▶ _Website and app data records_
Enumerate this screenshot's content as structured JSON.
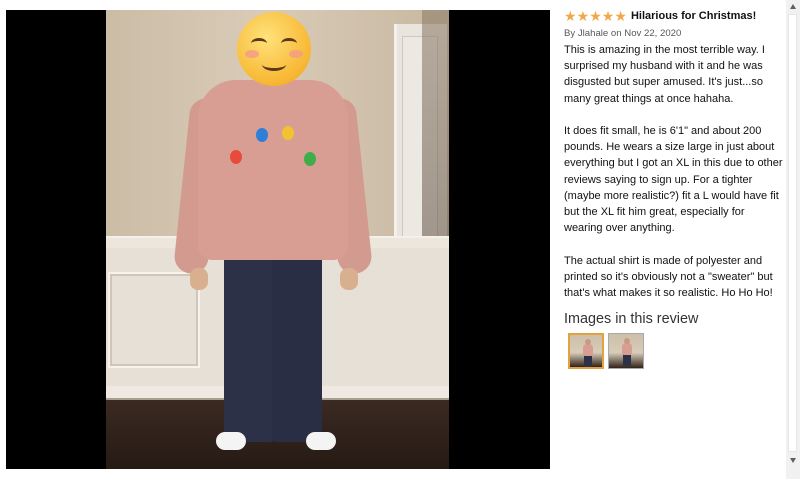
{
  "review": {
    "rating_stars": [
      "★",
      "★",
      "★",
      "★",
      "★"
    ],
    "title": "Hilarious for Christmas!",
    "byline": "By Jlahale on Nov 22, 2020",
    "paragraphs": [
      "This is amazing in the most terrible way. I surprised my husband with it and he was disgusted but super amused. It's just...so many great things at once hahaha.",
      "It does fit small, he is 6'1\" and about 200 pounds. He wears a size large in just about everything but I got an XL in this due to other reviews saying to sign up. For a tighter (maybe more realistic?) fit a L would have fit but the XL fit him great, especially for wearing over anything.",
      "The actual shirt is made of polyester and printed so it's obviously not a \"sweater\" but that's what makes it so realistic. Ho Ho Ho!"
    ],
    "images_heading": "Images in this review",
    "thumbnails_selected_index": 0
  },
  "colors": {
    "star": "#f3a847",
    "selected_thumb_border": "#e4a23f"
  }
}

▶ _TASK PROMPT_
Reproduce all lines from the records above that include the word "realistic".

▶ _RESPONSE TO THIS EXERCISE_
      "It does fit small, he is 6'1\" and about 200 pounds. He wears a size large in just about everything but I got an XL in this due to other reviews saying to sign up. For a tighter (maybe more realistic?) fit a L would have fit but the XL fit him great, especially for wearing over anything.",
      "The actual shirt is made of polyester and printed so it's obviously not a \"sweater\" but that's what makes it so realistic. Ho Ho Ho!"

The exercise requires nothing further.